John Dela Rosa contributed to this analysis.
Here is an official update from Bordallo's Washington Office:
Congresswoman Bordallo Meets With DHS On P.L. 110-229
November 17, 2009 – Washington, D.C. – Congresswoman Madeleine Z. Bordallo today was briefed by officials from the U.S. Department of Homeland Security (DHS) on the implementation of Public Law 110-229 on the Commonwealth of the Northern Mariana Islands (CNMI) and Guam. The meeting took place in Congresswoman Bordallo's office in the Cannon House Office Building on Capitol Hill. The Congresswoman requested the briefing after Secretary Janet Napolitano of DHS announced her use of parole authority to allow visitors of China and Russia to continue visiting the CNMI.
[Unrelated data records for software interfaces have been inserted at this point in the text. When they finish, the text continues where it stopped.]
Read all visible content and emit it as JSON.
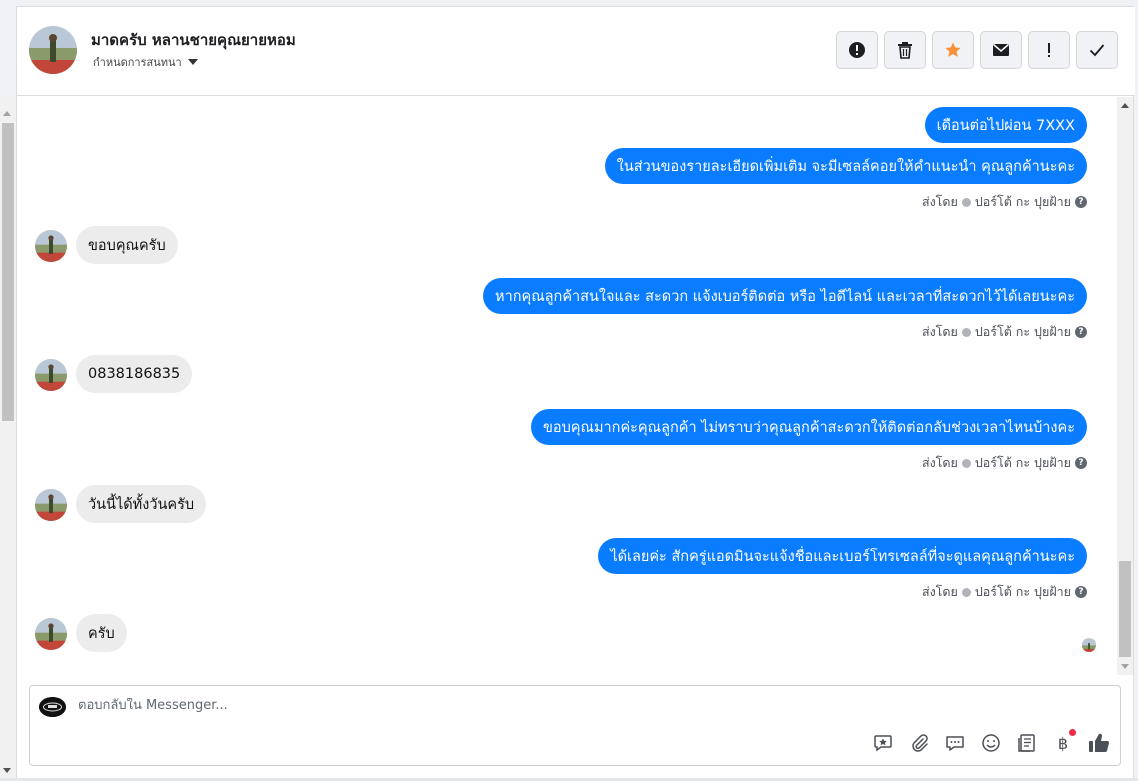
{
  "header": {
    "contact_name": "มาดครับ หลานชายคุณยายหอม",
    "subtitle": "กำหนดการสนทนา"
  },
  "header_actions": [
    {
      "name": "report-button",
      "icon": "exclamation-circle-icon"
    },
    {
      "name": "delete-button",
      "icon": "trash-icon"
    },
    {
      "name": "star-button",
      "icon": "star-icon",
      "color": "#f7923a"
    },
    {
      "name": "mark-unread-button",
      "icon": "envelope-icon"
    },
    {
      "name": "important-button",
      "icon": "exclamation-icon"
    },
    {
      "name": "done-button",
      "icon": "check-icon"
    }
  ],
  "messages": [
    {
      "dir": "out",
      "text": "เดือนต่อไปผ่อน 7XXX"
    },
    {
      "dir": "out",
      "text": "ในส่วนของรายละเอียดเพิ่มเติม จะมีเซลล์คอยให้คำแนะนำ คุณลูกค้านะคะ"
    },
    {
      "dir": "meta",
      "label": "ส่งโดย",
      "sender": "ปอร์โต้ กะ ปุยฝ้าย"
    },
    {
      "dir": "in",
      "text": "ขอบคุณครับ"
    },
    {
      "dir": "out",
      "text": "หากคุณลูกค้าสนใจและ สะดวก แจ้งเบอร์ติดต่อ หรือ ไอดีไลน์ และเวลาที่สะดวกไว้ได้เลยนะคะ"
    },
    {
      "dir": "meta",
      "label": "ส่งโดย",
      "sender": "ปอร์โต้ กะ ปุยฝ้าย"
    },
    {
      "dir": "in",
      "text": "0838186835"
    },
    {
      "dir": "out",
      "text": "ขอบคุณมากค่ะคุณลูกค้า ไม่ทราบว่าคุณลูกค้าสะดวกให้ติดต่อกลับช่วงเวลาไหนบ้างคะ"
    },
    {
      "dir": "meta",
      "label": "ส่งโดย",
      "sender": "ปอร์โต้ กะ ปุยฝ้าย"
    },
    {
      "dir": "in",
      "text": "วันนี้ได้ทั้งวันครับ"
    },
    {
      "dir": "out",
      "text": "ได้เลยค่ะ สักครู่แอดมินจะแจ้งชื่อและเบอร์โทรเซลล์ที่จะดูแลคุณลูกค้านะคะ"
    },
    {
      "dir": "meta",
      "label": "ส่งโดย",
      "sender": "ปอร์โต้ กะ ปุยฝ้าย"
    },
    {
      "dir": "in",
      "text": "ครับ"
    }
  ],
  "composer": {
    "placeholder": "ตอบกลับใน Messenger..."
  },
  "composer_tools": [
    "saved-reply-icon",
    "attachment-icon",
    "chat-bubble-icon",
    "emoji-icon",
    "notes-icon",
    "baht-icon",
    "like-icon"
  ],
  "colors": {
    "outgoing_bubble": "#0a7cff",
    "incoming_bubble": "#ececec",
    "notification_dot": "#f02849"
  }
}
"During the meeting, we discussed the implementation of the new joint Guam-CNMI Visa Waiver program, and how the parole authority will be exercised by Secretary Napolitano for Chinese and Russian visitors to the CNMI," Congresswoman Madeleine Z. Bordallo said today. "The DHS officials stated that the parole authority process will mirror the process currently in place for visitors arriving from countries under the current national visa waiver program. I remain confident that the U.S. Department of Homeland Security will be ready to fully implement the federalization of immigration in the CNMI on November 28, 2009. In addition, the new Guam-CNMI Visa Waiver Program, which will allow visitors to visit for 45 days, will have a positive long term effect in the visitor industry. I will continue to work with my colleagues in Congress and DHS to ensure that this law is fully implemented according to the intent of Congress."